A growing interest in using artificial intelligence to gather and analyze logistics data is raising the possibility that shippers, freight forwarders, and carriers can make vastly more informed planning decisions to help optimize the travel time, cost, and resources needed for moving cargo.
Artificial intelligence (AI) advancements in gathering and analyzing logistics data are providing ways for the container shipping industry to plan further out and more accurately. AI — a science-fiction trope increasingly seen as being the next digital game changer in a variety of industries — could help containerized supply chains better ensure just-in-time transits and equipment availability — two major cost pinches for shippers.
Companies including Maersk, Panalpina, and Flexport are trying to harness the techniques of AI — loosely described as the use of computers to simulate human intelligence — to tackle a variety of vexing industry problems, with the help of IT companies such as ClearMetal and Maana. They are targeting issues such as how to pick the best alternative port when the original destination is blocked, better estimating the arrival time of a ship so that logistical resources can be ready. AI is also being tapped to forecast whether a shipper will cancel a booking or its container will get rolled by the carrier, and left on the dock.
So far, the use of artificial intelligence to solve such problems is in the early stages. Additionally, the advance of such techniques could be slow, given the industry’s past reluctance to embrace other types of technology.
However, industry officials said the ability of artificial intelligence techniques to analyze far more data than can be done with traditional methods, and the fact that vast amounts of data is already available in the shipping and logistics industry, mean it is ripe for the use of AI techniques, offering the potential to dramatically curb unpredictably and improve visibility in certain parts of the supply chain.

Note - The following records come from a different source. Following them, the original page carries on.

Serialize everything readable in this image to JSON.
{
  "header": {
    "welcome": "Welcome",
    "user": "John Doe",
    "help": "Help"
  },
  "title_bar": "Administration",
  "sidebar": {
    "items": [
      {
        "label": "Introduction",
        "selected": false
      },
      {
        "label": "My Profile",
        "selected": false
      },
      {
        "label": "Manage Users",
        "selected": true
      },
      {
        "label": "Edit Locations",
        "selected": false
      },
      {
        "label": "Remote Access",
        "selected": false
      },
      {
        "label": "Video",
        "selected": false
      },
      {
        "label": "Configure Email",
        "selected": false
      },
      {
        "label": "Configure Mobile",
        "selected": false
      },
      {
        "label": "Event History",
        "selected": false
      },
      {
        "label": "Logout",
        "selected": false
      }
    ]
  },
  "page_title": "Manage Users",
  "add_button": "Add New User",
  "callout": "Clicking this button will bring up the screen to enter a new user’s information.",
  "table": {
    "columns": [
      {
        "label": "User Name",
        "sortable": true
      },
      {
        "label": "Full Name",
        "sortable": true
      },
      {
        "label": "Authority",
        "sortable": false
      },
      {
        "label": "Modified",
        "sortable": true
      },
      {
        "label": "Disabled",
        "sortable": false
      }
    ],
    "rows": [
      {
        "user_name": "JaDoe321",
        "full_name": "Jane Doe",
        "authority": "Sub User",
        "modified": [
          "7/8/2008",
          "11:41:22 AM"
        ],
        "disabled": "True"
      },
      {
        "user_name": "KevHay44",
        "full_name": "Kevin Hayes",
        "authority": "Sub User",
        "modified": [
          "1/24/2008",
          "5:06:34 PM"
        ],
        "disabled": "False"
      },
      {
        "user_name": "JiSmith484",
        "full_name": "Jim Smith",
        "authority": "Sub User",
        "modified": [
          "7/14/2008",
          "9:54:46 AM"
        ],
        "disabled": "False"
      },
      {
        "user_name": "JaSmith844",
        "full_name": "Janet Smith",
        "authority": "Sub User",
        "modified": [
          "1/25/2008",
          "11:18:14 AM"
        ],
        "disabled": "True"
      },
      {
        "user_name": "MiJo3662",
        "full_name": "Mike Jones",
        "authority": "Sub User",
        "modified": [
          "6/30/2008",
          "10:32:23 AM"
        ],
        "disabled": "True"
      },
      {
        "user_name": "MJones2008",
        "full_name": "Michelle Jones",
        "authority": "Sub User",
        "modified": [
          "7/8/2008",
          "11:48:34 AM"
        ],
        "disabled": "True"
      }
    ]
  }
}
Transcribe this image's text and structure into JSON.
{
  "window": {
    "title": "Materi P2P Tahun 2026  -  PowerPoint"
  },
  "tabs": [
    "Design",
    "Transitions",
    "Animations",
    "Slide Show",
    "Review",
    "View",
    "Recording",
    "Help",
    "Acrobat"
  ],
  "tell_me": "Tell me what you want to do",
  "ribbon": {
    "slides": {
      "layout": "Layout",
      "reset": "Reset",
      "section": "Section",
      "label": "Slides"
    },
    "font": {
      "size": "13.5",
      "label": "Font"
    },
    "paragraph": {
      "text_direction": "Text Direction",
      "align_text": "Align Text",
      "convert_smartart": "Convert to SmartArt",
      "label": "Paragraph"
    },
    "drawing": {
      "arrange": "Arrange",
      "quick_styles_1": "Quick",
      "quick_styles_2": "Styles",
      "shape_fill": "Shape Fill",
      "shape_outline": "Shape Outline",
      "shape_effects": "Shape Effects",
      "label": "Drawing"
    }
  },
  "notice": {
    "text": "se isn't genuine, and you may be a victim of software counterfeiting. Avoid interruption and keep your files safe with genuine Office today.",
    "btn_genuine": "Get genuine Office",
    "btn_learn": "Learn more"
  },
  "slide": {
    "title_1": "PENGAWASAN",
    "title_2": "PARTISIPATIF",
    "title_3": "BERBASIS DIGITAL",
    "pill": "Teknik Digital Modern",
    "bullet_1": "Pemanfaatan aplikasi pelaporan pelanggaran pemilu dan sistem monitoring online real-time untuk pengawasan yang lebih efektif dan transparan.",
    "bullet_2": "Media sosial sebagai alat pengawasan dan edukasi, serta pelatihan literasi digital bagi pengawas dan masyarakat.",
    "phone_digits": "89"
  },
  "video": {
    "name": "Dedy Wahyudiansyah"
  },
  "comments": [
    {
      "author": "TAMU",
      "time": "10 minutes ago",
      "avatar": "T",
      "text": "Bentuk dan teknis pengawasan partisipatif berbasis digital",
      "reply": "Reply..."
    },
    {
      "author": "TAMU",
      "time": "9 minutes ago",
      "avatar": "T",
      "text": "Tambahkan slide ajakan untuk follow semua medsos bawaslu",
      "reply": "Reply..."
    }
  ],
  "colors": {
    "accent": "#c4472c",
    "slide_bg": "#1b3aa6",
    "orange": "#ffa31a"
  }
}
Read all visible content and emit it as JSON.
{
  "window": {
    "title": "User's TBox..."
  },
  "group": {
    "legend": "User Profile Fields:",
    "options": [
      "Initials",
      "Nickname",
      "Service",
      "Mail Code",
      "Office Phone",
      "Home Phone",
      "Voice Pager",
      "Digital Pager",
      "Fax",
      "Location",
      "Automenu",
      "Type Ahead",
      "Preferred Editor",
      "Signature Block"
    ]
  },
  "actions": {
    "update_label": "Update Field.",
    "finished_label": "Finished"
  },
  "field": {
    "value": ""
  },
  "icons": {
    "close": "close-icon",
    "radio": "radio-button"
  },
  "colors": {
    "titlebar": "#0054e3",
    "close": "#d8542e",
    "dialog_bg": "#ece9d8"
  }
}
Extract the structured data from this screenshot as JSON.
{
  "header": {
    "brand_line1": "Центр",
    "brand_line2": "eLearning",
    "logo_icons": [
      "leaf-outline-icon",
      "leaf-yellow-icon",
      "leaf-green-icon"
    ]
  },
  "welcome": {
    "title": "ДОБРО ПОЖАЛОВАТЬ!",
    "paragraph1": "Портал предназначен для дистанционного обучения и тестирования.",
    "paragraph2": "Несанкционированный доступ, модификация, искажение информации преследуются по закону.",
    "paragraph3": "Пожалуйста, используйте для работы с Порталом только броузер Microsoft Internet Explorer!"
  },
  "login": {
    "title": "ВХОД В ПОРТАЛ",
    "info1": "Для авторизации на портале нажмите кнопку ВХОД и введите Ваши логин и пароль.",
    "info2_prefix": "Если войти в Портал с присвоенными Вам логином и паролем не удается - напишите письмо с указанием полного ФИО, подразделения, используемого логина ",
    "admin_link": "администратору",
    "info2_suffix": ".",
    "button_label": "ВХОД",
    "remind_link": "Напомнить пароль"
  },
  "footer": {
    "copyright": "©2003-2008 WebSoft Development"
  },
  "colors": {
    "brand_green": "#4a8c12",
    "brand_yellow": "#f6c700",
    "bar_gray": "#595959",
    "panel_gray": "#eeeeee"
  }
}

“In a world as complex as supply chains, with so many interdependencies between variables, there should be fertile ground for artificial intelligence,” said Ryan Petersen, CEO of Flexport, a San Francisco-based digital freight forwarder startup that is working to incorporate artificial intelligence techniques into its products. “Shippers will benefit from better decisions about when and how their cargo is shipped to lower working capital needs, transit times, or logistics spend, depending on their preferences.”
Most commonly associated in popular culture with fictional robots that talk and respond like humans, the term artificial intelligence covers a wide range of digital capabilities, from the design and creation of robots and driverless vehicles to computer vision, or the extraction of data from an image.
In the logistics and shipping context, artificial intelligence is currently most focused on large-scale number crunching that can analyze and organize data from different sources, shape it, and then use it as the basis for decision-making, sometimes with reduced or no human input.
That ability is enhanced with “machine learning,” a subset of artificial intelligence, in which algorithms analyze data and, based on the knowledge gleaned in the results, adjust their logic on an ongoing basis to provide a more accurate analysis.
Machine learning, for example, is at the heart of a mathematical model developed by ManWo Ng, assistant professor of maritime and supply chain management at Old Dominion University, to project a port terminal’s future chassis requirements.
Ng’s model analyzes factors such as how many vessels are at berth, the number of import containers discharged on certain days, how many export or empty containers were received, and how many gate transactions were recorded. Some of these are the same factors taken into consideration by chassis operators for their own predictions. However, Ng believes that the constant refinement of machine learning produces an algorithm able to far more accurately predict future chassis demand.
In one use of his program to study of a major US marine terminal, Ng concluded that the terminal was grossly overstating its chassis requirements, and could cut its chassis repositioning requests by 80 percent, the study found.
“Thus, not only can chassis demand be better predicted, the availability of predictive models also means lower repositioning costs and a reduced environmental impact due to the elimination of unnecessary chassis repositioning trips,” Ng said.